“Many people don’t realize that there’s 1,000 years of history in Saudi Arabia, and At-Turaif has 274 years of history on its own.”

He said he can see the pace of progress in the tourism sector. For years, the Kingdom has welcomed millions of people through Makkah and Madinah, but Inzerillo believes that it is time for Riyadh to shine.  

“It’s now time to come to Riyadh, a thriving international global city that’s on a fast track to 8 million people,” he said.

“It’ll be the stop-off point for the region. It’s where the region started. Arabia started at Ad Diriyah,” he added.

“I’ve been in tourism for 50 years. I’ve worked with some of the best heads of state in the world. The crown prince is so smart and full of love for this project,” Inzerillo said.

“We have specific instructions to open several assets for 2019. These are very exciting plans. We’re going to be opening major restaurants, retail outlets and hotels for 2020,” he added.

“The crown prince will announce the masterplan in the next few months. It’s bold and exciting. Nowhere in the world has the level of authenticity, the authentic mud that At-Turaif has.”

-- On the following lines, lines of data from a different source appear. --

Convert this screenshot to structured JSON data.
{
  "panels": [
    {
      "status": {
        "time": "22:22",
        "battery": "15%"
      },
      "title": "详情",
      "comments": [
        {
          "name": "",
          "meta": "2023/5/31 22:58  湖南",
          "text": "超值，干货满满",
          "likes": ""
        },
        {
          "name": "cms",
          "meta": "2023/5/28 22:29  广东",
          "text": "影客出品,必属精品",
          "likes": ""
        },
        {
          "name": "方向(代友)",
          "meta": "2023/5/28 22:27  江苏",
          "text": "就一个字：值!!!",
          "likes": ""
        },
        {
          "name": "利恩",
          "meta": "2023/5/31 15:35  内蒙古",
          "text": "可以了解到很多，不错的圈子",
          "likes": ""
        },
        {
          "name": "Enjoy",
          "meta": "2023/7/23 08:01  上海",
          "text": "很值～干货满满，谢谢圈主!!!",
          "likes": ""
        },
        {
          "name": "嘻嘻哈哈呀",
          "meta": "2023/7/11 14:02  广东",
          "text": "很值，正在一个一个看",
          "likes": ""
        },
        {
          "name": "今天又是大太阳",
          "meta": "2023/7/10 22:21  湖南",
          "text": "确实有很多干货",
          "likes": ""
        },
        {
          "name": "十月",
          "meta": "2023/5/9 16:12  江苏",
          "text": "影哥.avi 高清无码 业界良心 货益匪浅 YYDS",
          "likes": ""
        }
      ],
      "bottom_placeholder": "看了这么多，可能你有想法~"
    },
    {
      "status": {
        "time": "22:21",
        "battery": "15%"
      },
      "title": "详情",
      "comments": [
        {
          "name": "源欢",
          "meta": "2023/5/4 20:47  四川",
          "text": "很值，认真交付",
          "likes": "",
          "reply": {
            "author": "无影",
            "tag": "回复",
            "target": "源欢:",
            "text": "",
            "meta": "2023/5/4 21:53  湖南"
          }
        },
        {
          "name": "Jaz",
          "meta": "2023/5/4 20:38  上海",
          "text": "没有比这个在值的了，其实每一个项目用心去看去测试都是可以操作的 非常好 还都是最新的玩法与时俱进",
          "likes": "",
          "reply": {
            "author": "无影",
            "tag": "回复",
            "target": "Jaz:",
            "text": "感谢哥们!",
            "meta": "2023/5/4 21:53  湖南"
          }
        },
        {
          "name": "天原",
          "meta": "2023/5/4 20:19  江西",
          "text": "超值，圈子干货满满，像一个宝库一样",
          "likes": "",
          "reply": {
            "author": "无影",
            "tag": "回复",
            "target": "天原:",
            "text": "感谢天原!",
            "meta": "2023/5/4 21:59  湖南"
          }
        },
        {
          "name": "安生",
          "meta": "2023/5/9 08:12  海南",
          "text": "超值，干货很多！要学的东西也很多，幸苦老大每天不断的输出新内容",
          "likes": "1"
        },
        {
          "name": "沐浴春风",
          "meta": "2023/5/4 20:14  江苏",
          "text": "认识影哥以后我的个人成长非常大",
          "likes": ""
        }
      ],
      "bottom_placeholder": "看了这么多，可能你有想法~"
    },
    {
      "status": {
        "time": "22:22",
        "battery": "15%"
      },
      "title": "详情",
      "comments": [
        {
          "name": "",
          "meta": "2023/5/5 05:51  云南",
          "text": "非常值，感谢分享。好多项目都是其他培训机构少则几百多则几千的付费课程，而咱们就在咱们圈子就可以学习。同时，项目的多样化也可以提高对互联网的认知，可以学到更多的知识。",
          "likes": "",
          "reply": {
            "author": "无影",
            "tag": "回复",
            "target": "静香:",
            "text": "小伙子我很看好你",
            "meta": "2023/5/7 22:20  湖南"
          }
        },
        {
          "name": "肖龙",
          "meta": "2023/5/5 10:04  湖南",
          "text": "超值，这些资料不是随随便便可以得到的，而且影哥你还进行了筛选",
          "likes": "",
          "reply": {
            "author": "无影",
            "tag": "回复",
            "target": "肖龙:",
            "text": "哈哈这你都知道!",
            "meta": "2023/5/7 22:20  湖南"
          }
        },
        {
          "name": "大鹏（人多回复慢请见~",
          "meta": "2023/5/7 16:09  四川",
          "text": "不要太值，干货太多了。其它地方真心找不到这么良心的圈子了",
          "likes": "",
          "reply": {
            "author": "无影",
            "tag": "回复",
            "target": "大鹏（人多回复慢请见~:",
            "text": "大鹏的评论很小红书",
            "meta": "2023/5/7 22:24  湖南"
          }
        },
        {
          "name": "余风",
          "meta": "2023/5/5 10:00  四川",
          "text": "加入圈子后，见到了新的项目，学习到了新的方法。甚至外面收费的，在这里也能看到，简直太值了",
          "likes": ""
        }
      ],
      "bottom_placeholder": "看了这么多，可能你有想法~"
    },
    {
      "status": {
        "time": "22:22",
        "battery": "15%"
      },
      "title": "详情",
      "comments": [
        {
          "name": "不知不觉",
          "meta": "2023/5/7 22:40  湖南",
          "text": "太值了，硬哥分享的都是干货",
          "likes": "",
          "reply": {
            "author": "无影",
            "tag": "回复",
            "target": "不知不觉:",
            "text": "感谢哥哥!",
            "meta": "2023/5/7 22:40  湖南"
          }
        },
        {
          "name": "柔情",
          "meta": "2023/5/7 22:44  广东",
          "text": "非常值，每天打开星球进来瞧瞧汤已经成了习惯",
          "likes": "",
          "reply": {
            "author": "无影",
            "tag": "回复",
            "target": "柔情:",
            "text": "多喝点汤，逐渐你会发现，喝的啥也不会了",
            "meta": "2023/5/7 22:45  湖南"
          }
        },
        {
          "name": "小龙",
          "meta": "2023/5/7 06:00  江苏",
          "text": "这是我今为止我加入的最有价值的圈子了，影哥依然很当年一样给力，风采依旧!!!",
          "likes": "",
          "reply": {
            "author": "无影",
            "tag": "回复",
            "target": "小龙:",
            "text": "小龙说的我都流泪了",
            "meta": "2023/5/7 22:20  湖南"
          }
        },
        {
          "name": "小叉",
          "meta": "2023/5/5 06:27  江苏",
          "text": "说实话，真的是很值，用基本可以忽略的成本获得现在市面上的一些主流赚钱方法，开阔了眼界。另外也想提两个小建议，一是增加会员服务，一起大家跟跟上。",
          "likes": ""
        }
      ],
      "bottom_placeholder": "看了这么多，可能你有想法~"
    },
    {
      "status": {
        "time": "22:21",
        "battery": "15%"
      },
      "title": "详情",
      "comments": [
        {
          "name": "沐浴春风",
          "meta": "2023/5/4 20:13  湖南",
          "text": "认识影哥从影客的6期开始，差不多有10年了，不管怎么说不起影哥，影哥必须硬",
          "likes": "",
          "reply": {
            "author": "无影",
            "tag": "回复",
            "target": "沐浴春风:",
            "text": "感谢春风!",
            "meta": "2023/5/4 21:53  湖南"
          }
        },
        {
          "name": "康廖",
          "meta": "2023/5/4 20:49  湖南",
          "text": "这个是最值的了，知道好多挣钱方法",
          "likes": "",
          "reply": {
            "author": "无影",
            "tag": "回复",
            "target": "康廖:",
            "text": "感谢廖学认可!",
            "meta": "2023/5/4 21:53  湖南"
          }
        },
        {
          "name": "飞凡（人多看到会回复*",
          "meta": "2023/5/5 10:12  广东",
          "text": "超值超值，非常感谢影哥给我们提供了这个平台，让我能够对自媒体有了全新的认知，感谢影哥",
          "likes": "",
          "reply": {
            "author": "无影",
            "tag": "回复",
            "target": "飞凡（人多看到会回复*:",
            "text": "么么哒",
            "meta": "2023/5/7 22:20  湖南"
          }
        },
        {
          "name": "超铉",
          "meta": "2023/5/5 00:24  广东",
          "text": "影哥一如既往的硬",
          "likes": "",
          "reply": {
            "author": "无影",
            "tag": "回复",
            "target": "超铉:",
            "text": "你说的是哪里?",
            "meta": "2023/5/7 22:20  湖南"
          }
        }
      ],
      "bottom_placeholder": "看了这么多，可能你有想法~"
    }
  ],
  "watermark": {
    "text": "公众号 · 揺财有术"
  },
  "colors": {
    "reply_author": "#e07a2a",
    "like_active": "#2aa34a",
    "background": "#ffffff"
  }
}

The project’s success will be due to the crown prince’s watchful eye and hands-on approach, Inzerillo said.  

It will include museums, academic institutions, “edutainment” facilities, 11 hotels, several hundred shops and 100 restaurants. 

They will all overlook the Wadi Hanifah valley in Najd, surrounded by 1 million date palm trees and another 1 million that are expected to be planted.

“Why Ad Diriyah? Because you can’t have a future without a past,” said Inzerillo. “That’s where the crown prince’s brilliance lies.”